- Whaling: Whaling operates on many of the same principles as spear phishing, except this tactic is specifically targeted at high-ranking CEOs and other executives. These urgent and personalized solicitations usually encourage an immediate transfer of funds or access to protected corporate networks.
- Vishing: Unlike the aforementioned techniques, vishing scammers impersonate entities over the phone instead of via email. They may use Voice over Internet Protocol (VoIP) to convince individuals of their legitimacy or draw on personal data gleaned from social networks to appease skeptical targets.
- Smishing: Smishing is similar to vishing except that cybercriminals use SMS texting to deploy their attacks. The limitations of smartphone security systems means that there are relatively few preventative measures in place to weed out smishing campaigns. Smartphone users who are checking texts on the go may be particularly distracted and, therefore, susceptible.
Proactive Strategies Against Phishing Attacks
Phishing attacks can happen to anyone, regardless of their digital proficiencies. Previous attacks, though highly unfortunate, better prepare us to adopt preventative stances in the future.
Today, we have more holistic access to proactive defense tactics than ever before. Here are several strategies to better identify and prevent phishing attacks.
In 2020, it was reported that 97% of targeted users were unable to identify a phishing attack. Knowing what to do after you click on a phishing link is only helpful if you’re able to recognize the attack in the first place. Though this statistic seems formidable, the problem can be easily remedied through the widespread implementation of educational and awareness programs.
It is crucial to teach employees how to avoid falling prey to phishing scams by identifying them early on. The most formidable weapons against phishing are preparedness and awareness.
If users can easily identify suspicious links, then there is little threat they will click on a phishing link. In-house educational campaigns in the form of training sessions, handbooks, and webinars are cost-effective methods to raise awareness and avoid trouble in the first place.
Embedded Reporting Systems
Whether they’ve actually clicked on a phishing link or not, clear and concise reporting systems direct the affected employees up a vertical chain of command so that security protocols can be immediately enacted by upper management.

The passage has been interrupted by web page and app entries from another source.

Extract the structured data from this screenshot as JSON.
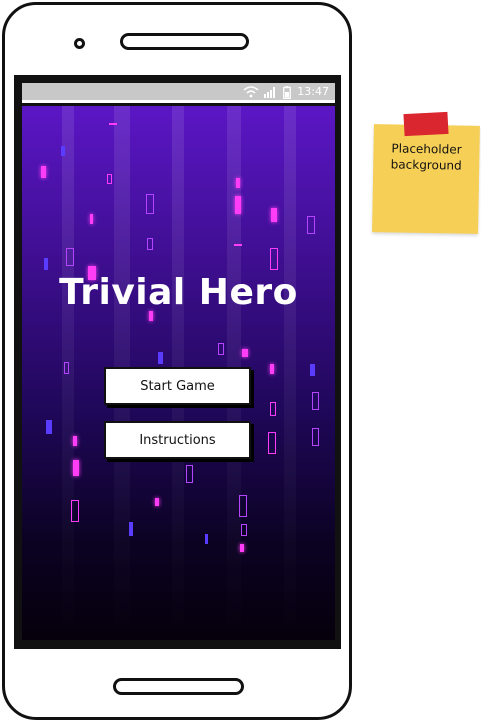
{
  "status_bar": {
    "time": "13:47",
    "wifi_icon": "wifi-icon",
    "signal_icon": "signal-icon",
    "battery_icon": "battery-icon"
  },
  "app": {
    "title": "Trivial Hero",
    "start_button_label": "Start Game",
    "instructions_button_label": "Instructions"
  },
  "sticky_note": {
    "line1": "Placeholder",
    "line2": "background"
  },
  "colors": {
    "gradient_top": "#5b16c5",
    "gradient_bottom": "#05000c",
    "accent_pink": "#ff3cf6",
    "note_yellow": "#f6cf56",
    "tape_red": "#d9262f",
    "statusbar_grey": "#c8c8c8"
  }
}
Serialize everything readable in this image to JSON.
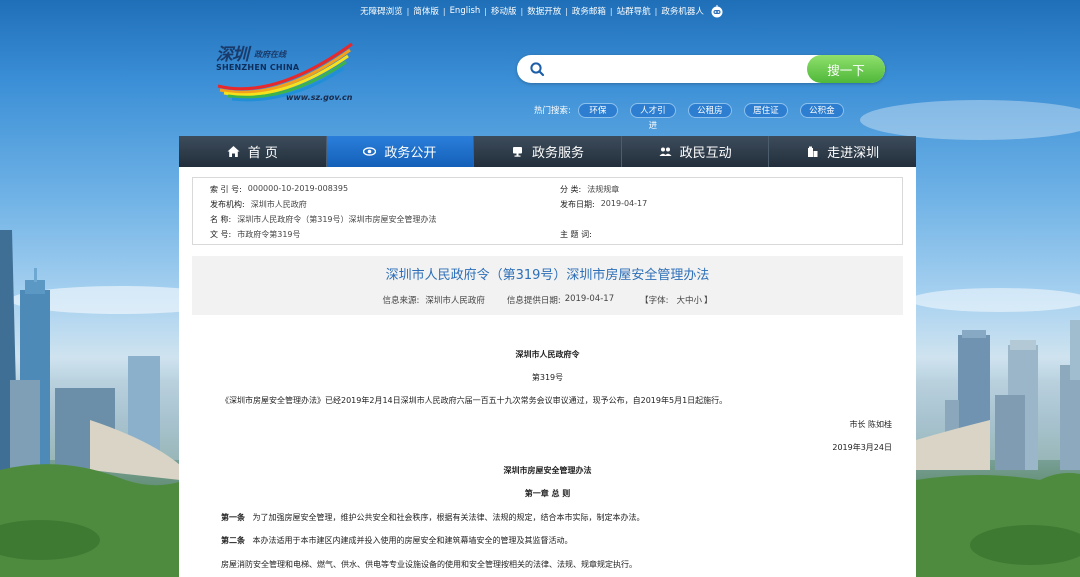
{
  "topbar": {
    "links": [
      "无障碍浏览",
      "简体版",
      "English",
      "移动版",
      "数据开放",
      "政务邮箱",
      "站群导航",
      "政务机器人"
    ]
  },
  "logo": {
    "cn_main": "深圳",
    "cn_sub": "政府在线",
    "en": "SHENZHEN CHINA",
    "url": "www.sz.gov.cn"
  },
  "search": {
    "placeholder": "",
    "button_label": "搜一下"
  },
  "hot_search": {
    "label": "热门搜索:",
    "tags": [
      "环保",
      "人才引进",
      "公租房",
      "居住证",
      "公积金"
    ]
  },
  "nav": {
    "items": [
      {
        "label": "首 页",
        "icon": "home-icon"
      },
      {
        "label": "政务公开",
        "icon": "eye-icon"
      },
      {
        "label": "政务服务",
        "icon": "monitor-icon"
      },
      {
        "label": "政民互动",
        "icon": "people-icon"
      },
      {
        "label": "走进深圳",
        "icon": "building-icon"
      }
    ],
    "active_index": 1
  },
  "meta": {
    "index_no_label": "索 引 号:",
    "index_no": "000000-10-2019-008395",
    "category_label": "分    类:",
    "category": "法规规章",
    "publisher_label": "发布机构:",
    "publisher": "深圳市人民政府",
    "pub_date_label": "发布日期:",
    "pub_date": "2019-04-17",
    "name_label": "名    称:",
    "name": "深圳市人民政府令（第319号）深圳市房屋安全管理办法",
    "doc_no_label": "文    号:",
    "doc_no": "市政府令第319号",
    "keywords_label": "主 题 词:",
    "keywords": ""
  },
  "article": {
    "title": "深圳市人民政府令（第319号）深圳市房屋安全管理办法",
    "source_label": "信息来源:",
    "source": "深圳市人民政府",
    "date_label": "信息提供日期:",
    "date": "2019-04-17",
    "font_label": "【字体:",
    "font_large": "大",
    "font_medium": "中",
    "font_small": "小",
    "font_close": "】"
  },
  "body": {
    "heading1": "深圳市人民政府令",
    "heading2": "第319号",
    "intro": "《深圳市房屋安全管理办法》已经2019年2月14日深圳市人民政府六届一百五十九次常务会议审议通过，现予公布，自2019年5月1日起施行。",
    "signer": "市长    陈如桂",
    "sign_date": "2019年3月24日",
    "doc_title": "深圳市房屋安全管理办法",
    "chapter1": "第一章  总    则",
    "art1_label": "第一条",
    "art1": "为了加强房屋安全管理，维护公共安全和社会秩序，根据有关法律、法规的规定，结合本市实际，制定本办法。",
    "art2_label": "第二条",
    "art2": "本办法适用于本市建区内建成并投入使用的房屋安全和建筑幕墙安全的管理及其监督活动。",
    "art2_cont": "房屋消防安全管理和电梯、燃气、供水、供电等专业设施设备的使用和安全管理按相关的法律、法规、规章规定执行。"
  },
  "colors": {
    "nav_active": "#1a6fcc",
    "title_blue": "#2d6fb8",
    "search_button": "#5cc041"
  }
}
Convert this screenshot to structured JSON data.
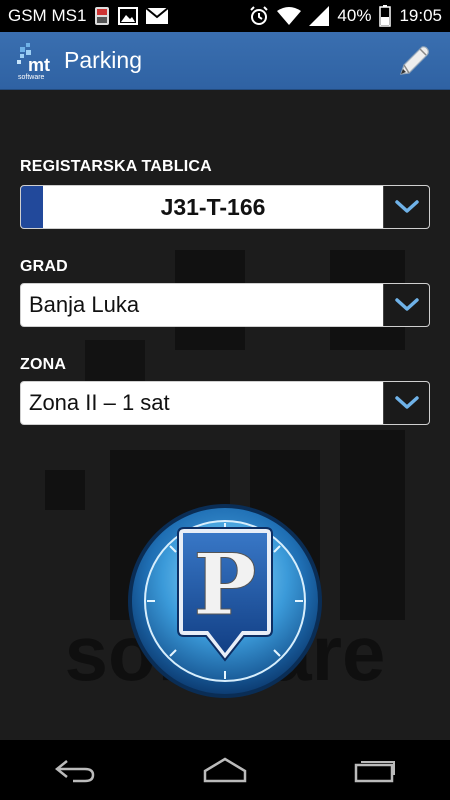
{
  "status_bar": {
    "carrier": "GSM MS1",
    "battery_percent": "40%",
    "time": "19:05"
  },
  "app_bar": {
    "title": "Parking"
  },
  "form": {
    "plate": {
      "label": "REGISTARSKA TABLICA",
      "value": "J31-T-166"
    },
    "city": {
      "label": "GRAD",
      "value": "Banja Luka"
    },
    "zone": {
      "label": "ZONA",
      "value": "Zona II – 1 sat"
    }
  },
  "parking_button": {
    "letter": "P"
  },
  "watermark": {
    "text": "software"
  },
  "logo": {
    "text": "mt",
    "subtext": "software"
  },
  "colors": {
    "action_bar": "#3a6fb0",
    "plate_flag": "#22499b",
    "dropdown_arrow": "#6fb2e8"
  }
}
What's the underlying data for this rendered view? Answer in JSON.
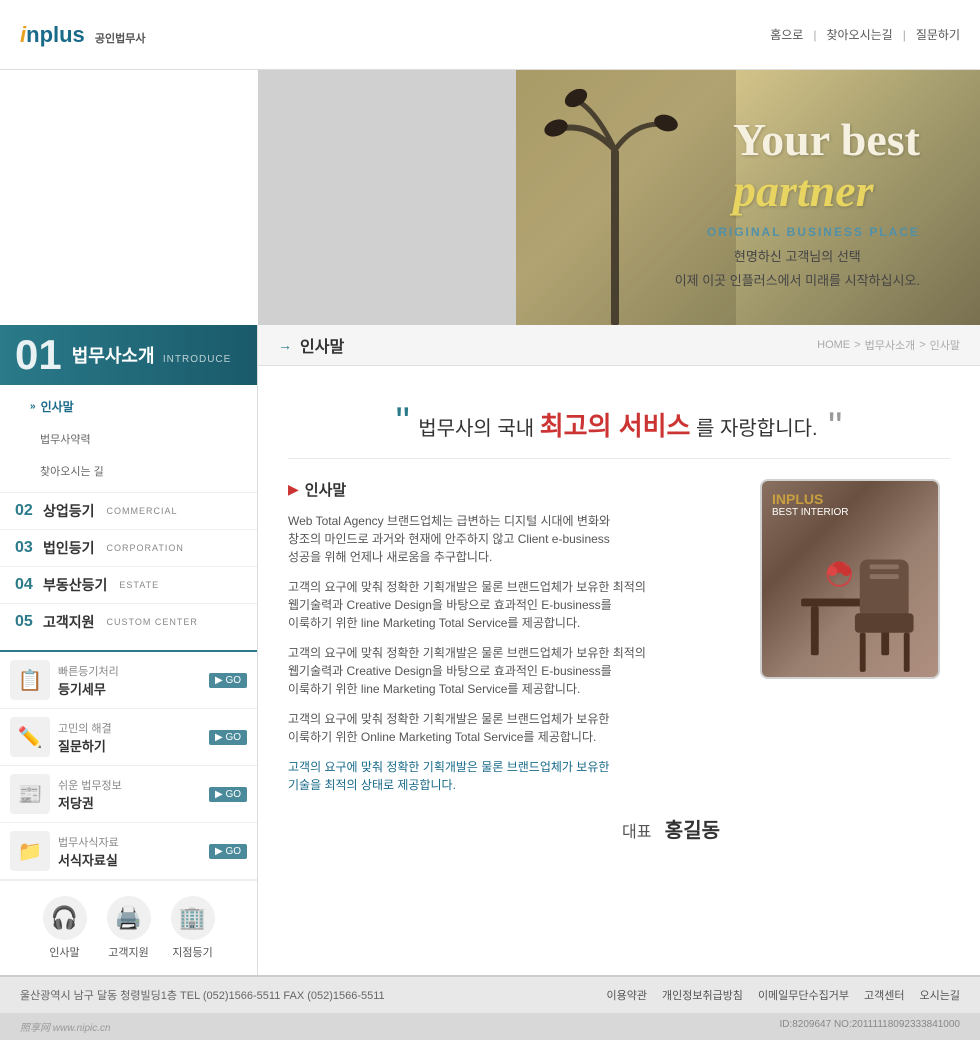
{
  "header": {
    "logo_i": "i",
    "logo_rest": "nplus",
    "logo_subtitle": "공인법무사",
    "nav": {
      "home": "홈으로",
      "directions": "찾아오시는길",
      "contact": "질문하기"
    }
  },
  "banner": {
    "line1": "Your best",
    "line2": "partner",
    "subtitle": "ORIGINAL BUSINESS PLACE",
    "desc_line1": "현명하신 고객님의 선택",
    "desc_line2": "이제 이곳 인플러스에서 미래를 시작하십시오."
  },
  "sidebar": {
    "section_num": "01",
    "section_title_kr": "법무사소개",
    "section_title_en": "INTRODUCE",
    "menu_items": [
      {
        "label": "인사말",
        "prefix": ">>>",
        "active": true
      },
      {
        "label": "법무사약력",
        "sub": true
      },
      {
        "label": "찾아오시는 길",
        "sub": true
      }
    ],
    "categories": [
      {
        "num": "02",
        "kr": "상업등기",
        "en": "COMMERCIAL"
      },
      {
        "num": "03",
        "kr": "법인등기",
        "en": "CORPORATION"
      },
      {
        "num": "04",
        "kr": "부동산등기",
        "en": "ESTATE"
      },
      {
        "num": "05",
        "kr": "고객지원",
        "en": "CUSTOM CENTER"
      }
    ],
    "quick_links": [
      {
        "title": "빠른등기처리",
        "name": "등기세무",
        "icon": "📋"
      },
      {
        "title": "고민의 해결",
        "name": "질문하기",
        "icon": "✏️"
      },
      {
        "title": "쉬운 법무정보",
        "name": "저당권",
        "icon": "📰"
      },
      {
        "title": "법무사식자료",
        "name": "서식자료실",
        "icon": "📁"
      }
    ],
    "go_label": "GO",
    "icon_links": [
      {
        "label": "인사말",
        "icon": "🎧"
      },
      {
        "label": "고객지원",
        "icon": "🖨️"
      },
      {
        "label": "지점등기",
        "icon": "🏢"
      }
    ]
  },
  "breadcrumb": {
    "home": "HOME",
    "parent": "법무사소개",
    "current": "인사말",
    "separator": ">"
  },
  "page_title": "인사말",
  "quote": {
    "left_mark": "“",
    "right_mark": "”",
    "prefix": "법무사의 국내 ",
    "highlight": "최고의 서비스",
    "suffix": "를 자랑합니다."
  },
  "content": {
    "section_title": "인사말",
    "paragraphs": [
      "Web Total Agency 브랜드업체는 급변하는 디지털 시대에 변화와\n창조의 마인드로 과거와 현재에 안주하지 않고 Client e-business\n성공을 위해 언제나 새로움을 추구합니다.",
      "고객의 요구에 맞춰 정확한 기획개발은 물론 브랜드업체가 보유한 최적의\n웹기술력과 Creative Design을 바탕으로 효과적인 E-business를\n이룩하기 위한 line Marketing Total Service를 제공합니다.",
      "고객의 요구에 맞춰 정확한 기획개발은 물론 브랜드업체가 보유한 최적의\n웹기술력과 Creative Design을 바탕으로 효과적인 E-business를\n이룩하기 위한 line Marketing Total Service를 제공합니다.",
      "고객의 요구에 맞춰 정확한 기획개발은 물론 브랜드업체가 보유한\n이룩하기 위한 Online Marketing Total Service를 제공합니다."
    ],
    "link_text": "고객의 요구에 맞춰 정확한 기획개발은 물론 브랜드업체가 보유한\n기술을 최적의 상태로 제공합니다.",
    "signature_title": "대표",
    "signature_name": "홍길동",
    "image_brand": "INPLUS",
    "image_subtitle": "BEST INTERIOR"
  },
  "footer": {
    "address": "울산광역시 남구 달동 청령빌딩1층  TEL (052)1566-5511  FAX (052)1566-5511",
    "links": [
      "이용약관",
      "개인정보취급방침",
      "이메일무단수집거부",
      "고객센터",
      "오시는길"
    ],
    "watermark": "照享网 www.nipic.cn",
    "copyright": "ID:8209647 NO:20111118092333841000"
  }
}
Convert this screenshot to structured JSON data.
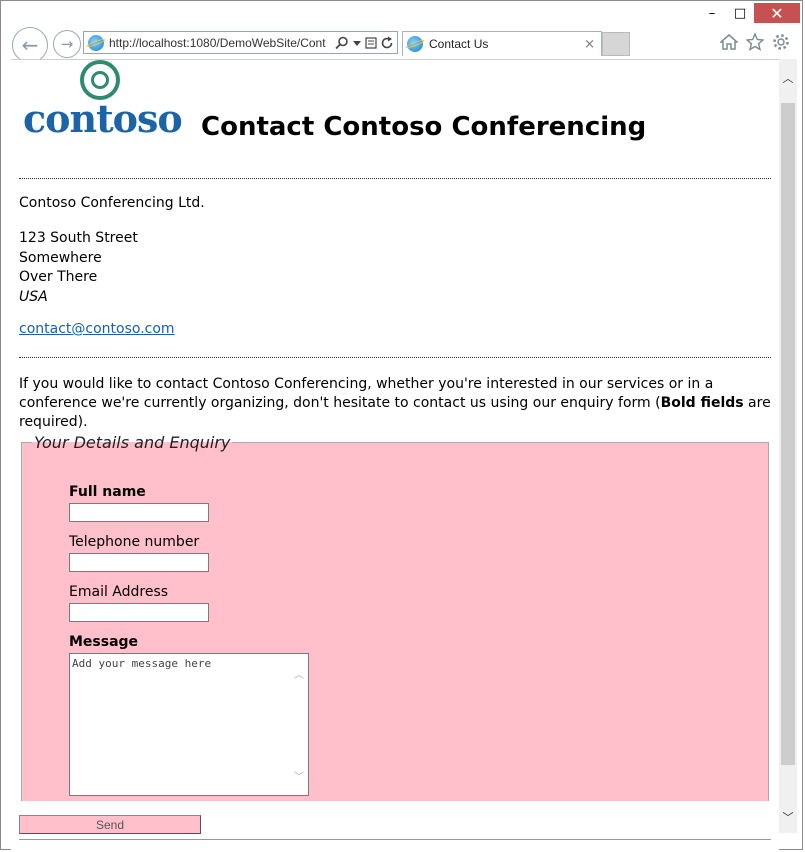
{
  "browser": {
    "address_url": "http://localhost:1080/DemoWebSite/Cont",
    "tab_title": "Contact Us",
    "tab_close_glyph": "×",
    "minimize_glyph": "–",
    "maximize_glyph": "□",
    "close_glyph": "✕",
    "back_glyph": "←",
    "forward_glyph": "→",
    "icons": [
      "ie-page-icon",
      "search-icon",
      "dropdown-icon",
      "compat-view-icon",
      "refresh-icon",
      "home-icon",
      "favorites-star-icon",
      "settings-gear-icon"
    ]
  },
  "page": {
    "logo_text": "contoso",
    "heading": "Contact Contoso Conferencing",
    "org_name": "Contoso Conferencing Ltd.",
    "address": {
      "line1": "123 South Street",
      "line2": "Somewhere",
      "line3": "Over There",
      "country": "USA"
    },
    "email": "contact@contoso.com",
    "intro_before": "If you would like to contact Contoso Conferencing, whether you're interested in our services or in a conference we're currently organizing, don't hesitate to contact us using our enquiry form (",
    "intro_bold": "Bold fields",
    "intro_after": " are required)."
  },
  "form": {
    "legend": "Your Details and Enquiry",
    "full_name_label": "Full name",
    "full_name_value": "",
    "telephone_label": "Telephone number",
    "telephone_value": "",
    "email_label": "Email Address",
    "email_value": "",
    "message_label": "Message",
    "message_placeholder": "Add your message here",
    "send_label": "Send"
  },
  "colors": {
    "form_background": "#ffc0cb",
    "link": "#1a5cb8",
    "logo_blue": "#1b64a8",
    "logo_green": "#2e8b72",
    "window_close": "#c75050"
  }
}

Users should also report phishing emails as spam from their email accounts.
In order to convince their targets to surrender personal data, click bogus links, or download malicious attachments, phishing attackers may impersonate trusted sources, such as:
- Upper management, business owners, or CEOs
- Customers or clients
- Partners or stakeholders
- Contracted suppliers
- Customer service representatives
- Friends, coworkers, or family members
By learning to separate impersonators from authentic requests, users can easily avoid falling victim to all varieties of phishing.
- Check source emails—not just sender names—for misspellings. Avoid those sent from public domains altogether.
- Be wary of emails or texts with bad grammar, suspicious links, or a sense of urgency to act.
- Check any company phone numbers included in an email. Make sure they are listed on the company’s official website before calling.
Stay Protected from Phishing with Sentient Digital
Now that you understand exactly what to do after you click on a phishing link, it’s time to take the most important step: preventing it from happening in the first place. Sentient Digital provides world-class security services for defense, federal, and commercial clients.
Our professional IT services tailor security solutions to fit the unique needs of your organization. Our strategies are scalable, resilient, and intersectional, ensuring that you’ll have end-to-end protection from phishing, malware, SQL injections, and other types of malicious attacks.
Stay secure by contacting us today to get started on your personalized security plan.